- Historically, mass-casualty Domestic Violent Extremist attacks linked to racially or ethnically motivated violent extremists have targeted houses of worship and crowded commercial facilities or gatherings. Some extremists advocate via social media and online platforms for a race war and have stated that civil disorder provides opportunities to engage in violence in furtherance of ideological objectives.
- Through 2020 and into 2021, government facilities and personnel have been common targets of domestic violent extremists, and opportunistic violent criminals are likely to exploit constitutionally protected freedom of speech activity linked to racial justice grievances and police use of force concerns, potentially targeting protestors perceived to be ideological opponents.
- Ideologically motivated violent extremists fueled by perceived grievances, false narratives, and conspiracy theories continue to share information online with the intent to incite violence. Online narratives across sites known to be frequented by individuals who hold violent extremist ideologies have called for violence against elected officials, political representatives, government facilities, law enforcement, religious or commercial facilities, and perceived ideologically-opposed individuals.
- The use of encrypted messaging by lone offenders and small violent extremist cells may obscure operational indicators that provide specific warning of a pending act of violence.
- Messaging from foreign terrorist organizations, including al-Qa‘ida and ISIS, intended to inspire U.S.-based homegrown violent extremists continues to amplify narratives related to exploiting protests. HVEs, who have typically conducted attacks against soft targets, mass gatherings, and law enforcement, remain a threat to the Homeland.
- Nation-state adversaries have increased efforts to sow discord. For example, Russian, Chinese and Iranian government-linked media outlets have repeatedly amplified conspiracy theories concerning the origins of COVID-19 and effectiveness of vaccines; in some cases, amplifying calls for violence targeting persons of Asian descent.
- DHS encourages law enforcement and homeland security partners to be alert to these developments and prepared for any effects to public safety. Consistent with applicable law, state, local, tribal, and territorial (SLTT) law enforcement organizations should maintain situational awareness of online and physical activities that may be related to an evolving threat of violence.
“Today’s terrorism-related threat landscape is more complex, more dynamic, and more diversified than it was several years ago. We know that providing timely and useful information to the public is critical as we all work together to secure the homeland. With the issuance of today’s NTAS Bulletin, we are advising the public to be vigilant about ongoing threats to the United States, including those posed by domestic terrorism, grievance-based violence, and those inspired or influenced by foreign terrorists and other malign foreign influences,” said Secretary Mayorkas. “In this evolving threat environment, DHS is redoubling our efforts to detect and disrupt all forms of foreign and domestic terrorism and targeted violence, while safeguarding privacy protections, civil rights, and civil liberties.”
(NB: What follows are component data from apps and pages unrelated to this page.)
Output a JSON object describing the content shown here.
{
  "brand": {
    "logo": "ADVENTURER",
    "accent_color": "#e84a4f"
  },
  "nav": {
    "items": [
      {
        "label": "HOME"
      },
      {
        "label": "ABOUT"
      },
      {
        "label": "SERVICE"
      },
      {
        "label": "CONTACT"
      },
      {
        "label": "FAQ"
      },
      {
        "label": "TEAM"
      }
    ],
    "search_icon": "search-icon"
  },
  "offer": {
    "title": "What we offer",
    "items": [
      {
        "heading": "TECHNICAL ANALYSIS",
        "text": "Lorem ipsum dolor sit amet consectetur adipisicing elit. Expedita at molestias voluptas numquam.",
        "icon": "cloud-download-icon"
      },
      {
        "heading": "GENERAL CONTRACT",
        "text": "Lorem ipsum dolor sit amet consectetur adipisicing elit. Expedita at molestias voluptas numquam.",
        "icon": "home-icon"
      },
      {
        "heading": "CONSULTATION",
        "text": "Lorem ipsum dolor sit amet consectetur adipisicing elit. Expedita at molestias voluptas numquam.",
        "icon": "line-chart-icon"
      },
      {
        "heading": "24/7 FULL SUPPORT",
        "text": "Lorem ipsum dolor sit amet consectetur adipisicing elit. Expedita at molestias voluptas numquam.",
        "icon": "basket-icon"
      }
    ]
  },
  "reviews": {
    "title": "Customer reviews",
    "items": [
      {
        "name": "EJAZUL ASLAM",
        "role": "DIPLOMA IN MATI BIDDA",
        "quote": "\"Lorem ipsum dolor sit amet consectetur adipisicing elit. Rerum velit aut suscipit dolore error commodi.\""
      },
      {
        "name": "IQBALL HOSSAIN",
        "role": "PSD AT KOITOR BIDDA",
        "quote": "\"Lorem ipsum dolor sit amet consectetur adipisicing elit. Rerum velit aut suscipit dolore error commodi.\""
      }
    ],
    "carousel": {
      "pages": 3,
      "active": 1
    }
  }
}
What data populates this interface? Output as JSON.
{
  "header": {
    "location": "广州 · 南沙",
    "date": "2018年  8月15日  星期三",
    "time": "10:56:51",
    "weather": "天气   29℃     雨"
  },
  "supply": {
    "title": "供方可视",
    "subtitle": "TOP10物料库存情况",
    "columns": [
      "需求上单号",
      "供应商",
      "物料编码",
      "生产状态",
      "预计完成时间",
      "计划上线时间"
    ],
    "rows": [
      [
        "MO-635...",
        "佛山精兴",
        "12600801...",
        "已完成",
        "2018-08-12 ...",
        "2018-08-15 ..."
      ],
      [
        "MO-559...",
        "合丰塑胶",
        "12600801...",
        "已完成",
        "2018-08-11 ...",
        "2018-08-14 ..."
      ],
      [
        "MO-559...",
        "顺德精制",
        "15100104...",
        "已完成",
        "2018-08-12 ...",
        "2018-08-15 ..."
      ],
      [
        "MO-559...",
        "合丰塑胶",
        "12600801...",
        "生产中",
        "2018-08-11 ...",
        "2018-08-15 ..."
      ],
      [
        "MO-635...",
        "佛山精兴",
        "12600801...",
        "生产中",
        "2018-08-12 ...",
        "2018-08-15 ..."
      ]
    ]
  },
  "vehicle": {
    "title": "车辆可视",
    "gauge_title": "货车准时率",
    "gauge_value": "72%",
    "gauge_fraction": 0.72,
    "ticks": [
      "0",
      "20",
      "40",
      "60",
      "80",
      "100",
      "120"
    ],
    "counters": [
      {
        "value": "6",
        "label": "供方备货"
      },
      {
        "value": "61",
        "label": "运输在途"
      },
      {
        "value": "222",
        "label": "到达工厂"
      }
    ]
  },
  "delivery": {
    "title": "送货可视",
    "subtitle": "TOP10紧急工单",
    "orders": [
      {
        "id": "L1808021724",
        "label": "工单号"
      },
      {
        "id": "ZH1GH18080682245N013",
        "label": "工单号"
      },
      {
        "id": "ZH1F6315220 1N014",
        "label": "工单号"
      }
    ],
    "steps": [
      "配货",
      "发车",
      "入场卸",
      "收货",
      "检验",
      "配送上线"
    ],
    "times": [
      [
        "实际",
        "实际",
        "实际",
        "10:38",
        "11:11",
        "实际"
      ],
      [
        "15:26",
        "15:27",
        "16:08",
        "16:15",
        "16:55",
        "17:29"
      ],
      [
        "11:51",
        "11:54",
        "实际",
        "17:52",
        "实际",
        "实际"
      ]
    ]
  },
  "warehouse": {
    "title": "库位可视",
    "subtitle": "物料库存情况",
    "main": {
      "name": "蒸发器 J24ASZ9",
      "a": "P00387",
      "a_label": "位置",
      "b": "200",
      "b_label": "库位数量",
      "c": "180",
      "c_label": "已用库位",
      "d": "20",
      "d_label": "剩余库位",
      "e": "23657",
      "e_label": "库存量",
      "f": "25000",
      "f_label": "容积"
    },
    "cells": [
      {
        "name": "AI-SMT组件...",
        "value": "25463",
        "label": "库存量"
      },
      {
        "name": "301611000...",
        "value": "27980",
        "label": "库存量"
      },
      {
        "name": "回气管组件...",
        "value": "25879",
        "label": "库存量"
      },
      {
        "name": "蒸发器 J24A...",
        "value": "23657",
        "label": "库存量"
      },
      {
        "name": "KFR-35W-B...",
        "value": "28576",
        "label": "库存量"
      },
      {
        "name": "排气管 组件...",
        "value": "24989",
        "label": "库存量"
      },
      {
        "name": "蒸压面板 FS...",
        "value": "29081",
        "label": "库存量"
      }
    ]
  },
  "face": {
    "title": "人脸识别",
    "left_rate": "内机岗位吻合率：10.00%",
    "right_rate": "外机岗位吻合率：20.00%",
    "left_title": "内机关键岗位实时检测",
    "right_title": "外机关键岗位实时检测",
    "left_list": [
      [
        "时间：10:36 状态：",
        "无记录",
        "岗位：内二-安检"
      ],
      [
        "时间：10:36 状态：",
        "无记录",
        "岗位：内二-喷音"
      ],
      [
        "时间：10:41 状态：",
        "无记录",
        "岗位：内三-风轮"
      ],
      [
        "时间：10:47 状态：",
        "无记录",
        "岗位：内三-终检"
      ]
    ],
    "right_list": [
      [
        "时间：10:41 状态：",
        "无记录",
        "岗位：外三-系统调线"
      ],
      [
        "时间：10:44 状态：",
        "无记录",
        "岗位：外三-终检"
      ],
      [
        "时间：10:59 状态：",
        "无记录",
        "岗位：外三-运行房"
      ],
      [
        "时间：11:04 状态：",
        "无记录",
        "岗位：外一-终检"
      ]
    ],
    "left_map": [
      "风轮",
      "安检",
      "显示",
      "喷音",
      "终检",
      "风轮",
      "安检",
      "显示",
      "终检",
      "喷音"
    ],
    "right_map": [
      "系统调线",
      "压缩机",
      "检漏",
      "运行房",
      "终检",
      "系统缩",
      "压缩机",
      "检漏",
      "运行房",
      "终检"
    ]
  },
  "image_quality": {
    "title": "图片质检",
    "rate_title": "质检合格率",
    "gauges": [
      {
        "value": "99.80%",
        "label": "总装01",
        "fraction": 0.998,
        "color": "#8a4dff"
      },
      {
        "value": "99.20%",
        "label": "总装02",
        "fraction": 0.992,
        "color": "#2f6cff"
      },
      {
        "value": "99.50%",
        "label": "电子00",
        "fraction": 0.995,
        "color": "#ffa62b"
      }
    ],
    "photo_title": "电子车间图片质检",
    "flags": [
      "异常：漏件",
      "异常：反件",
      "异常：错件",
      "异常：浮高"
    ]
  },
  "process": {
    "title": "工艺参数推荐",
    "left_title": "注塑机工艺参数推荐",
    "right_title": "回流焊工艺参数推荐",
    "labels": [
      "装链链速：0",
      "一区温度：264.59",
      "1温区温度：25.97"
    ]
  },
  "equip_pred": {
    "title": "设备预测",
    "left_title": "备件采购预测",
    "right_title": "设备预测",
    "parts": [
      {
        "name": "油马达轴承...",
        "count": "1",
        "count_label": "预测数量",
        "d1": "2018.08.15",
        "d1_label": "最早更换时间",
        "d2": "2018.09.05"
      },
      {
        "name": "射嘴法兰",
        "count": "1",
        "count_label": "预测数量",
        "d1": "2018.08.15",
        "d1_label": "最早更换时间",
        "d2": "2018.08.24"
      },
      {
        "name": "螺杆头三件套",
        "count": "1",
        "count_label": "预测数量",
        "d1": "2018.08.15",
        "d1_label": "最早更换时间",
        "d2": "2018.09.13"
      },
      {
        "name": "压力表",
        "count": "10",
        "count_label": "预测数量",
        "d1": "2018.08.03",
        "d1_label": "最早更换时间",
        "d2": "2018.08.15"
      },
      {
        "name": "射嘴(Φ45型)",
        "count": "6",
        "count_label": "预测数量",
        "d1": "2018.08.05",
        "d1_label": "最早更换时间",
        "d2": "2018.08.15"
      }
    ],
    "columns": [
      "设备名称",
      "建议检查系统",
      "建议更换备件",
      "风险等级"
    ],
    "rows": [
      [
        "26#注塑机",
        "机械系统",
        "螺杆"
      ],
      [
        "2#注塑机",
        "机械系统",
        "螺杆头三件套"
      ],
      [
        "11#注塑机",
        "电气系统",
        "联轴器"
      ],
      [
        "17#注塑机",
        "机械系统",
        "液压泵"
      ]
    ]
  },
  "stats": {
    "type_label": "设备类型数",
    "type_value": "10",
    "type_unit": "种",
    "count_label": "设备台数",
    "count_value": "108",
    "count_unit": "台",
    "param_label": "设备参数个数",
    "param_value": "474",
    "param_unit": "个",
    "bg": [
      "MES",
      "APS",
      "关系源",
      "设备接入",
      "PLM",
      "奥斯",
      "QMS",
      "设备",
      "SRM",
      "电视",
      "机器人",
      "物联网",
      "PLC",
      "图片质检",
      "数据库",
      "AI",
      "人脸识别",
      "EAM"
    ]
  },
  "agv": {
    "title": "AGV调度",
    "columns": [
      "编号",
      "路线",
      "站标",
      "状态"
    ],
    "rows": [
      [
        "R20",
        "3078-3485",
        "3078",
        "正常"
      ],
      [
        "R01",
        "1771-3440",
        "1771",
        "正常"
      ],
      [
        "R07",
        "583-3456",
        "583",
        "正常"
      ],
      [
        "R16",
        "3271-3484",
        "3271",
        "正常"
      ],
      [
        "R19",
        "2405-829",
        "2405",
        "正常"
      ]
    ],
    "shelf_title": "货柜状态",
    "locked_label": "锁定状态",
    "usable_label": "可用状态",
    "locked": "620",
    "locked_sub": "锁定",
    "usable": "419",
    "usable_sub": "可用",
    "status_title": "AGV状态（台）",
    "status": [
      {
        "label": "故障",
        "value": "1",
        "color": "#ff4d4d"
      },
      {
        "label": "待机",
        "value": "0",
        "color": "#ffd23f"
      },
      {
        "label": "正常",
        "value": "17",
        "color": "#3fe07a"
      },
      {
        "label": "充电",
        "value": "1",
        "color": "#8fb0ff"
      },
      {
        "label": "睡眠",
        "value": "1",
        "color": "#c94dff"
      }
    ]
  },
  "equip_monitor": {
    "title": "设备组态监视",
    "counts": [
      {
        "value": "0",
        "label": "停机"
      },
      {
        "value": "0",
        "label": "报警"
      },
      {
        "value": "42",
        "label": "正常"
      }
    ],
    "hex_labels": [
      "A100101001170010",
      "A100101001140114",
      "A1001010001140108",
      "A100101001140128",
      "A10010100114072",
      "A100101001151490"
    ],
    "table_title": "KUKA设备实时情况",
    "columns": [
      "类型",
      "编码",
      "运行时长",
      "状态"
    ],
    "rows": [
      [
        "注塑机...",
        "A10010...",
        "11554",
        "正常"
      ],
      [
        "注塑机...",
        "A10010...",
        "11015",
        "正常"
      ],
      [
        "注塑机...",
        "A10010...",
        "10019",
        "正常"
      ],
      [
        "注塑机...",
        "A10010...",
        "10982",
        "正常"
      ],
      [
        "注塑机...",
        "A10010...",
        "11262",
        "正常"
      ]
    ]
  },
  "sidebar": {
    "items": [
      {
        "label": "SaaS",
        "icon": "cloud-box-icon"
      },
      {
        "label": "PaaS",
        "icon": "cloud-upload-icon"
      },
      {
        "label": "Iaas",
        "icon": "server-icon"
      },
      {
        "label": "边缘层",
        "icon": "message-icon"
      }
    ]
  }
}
DHS and the Federal Bureau of Investigation will continue to provide guidance to state, local, tribal, and territorial partners about the current threat environment. DHS is collaborating with industry partners to identify and respond to the radicalization that results from the spread of disinformation, conspiracy theories, and false narratives on social media and other online platforms, the department said, adding that it has no any information to indicate a specific, credible plot; “however, DHS asks all Americans to report any suspicious activity and threats of violence to local law enforcement, FBI Field Offices, or a local Fusion Center.”
Fusion centers are cooperative functions between state and federal law enforcement agencies. The Alaska fusion center is called the Alaska Criminal Intelligence Center and can be reached at 907-269-8900 / 855-692-5425.
DHS has also established a new, dedicated domestic terrorism branch within the Department’s Office of Intelligence and Analysis and is increasing training opportunities for law enforcement partners, including through threat assessment and management programs related to domestic violent extremism.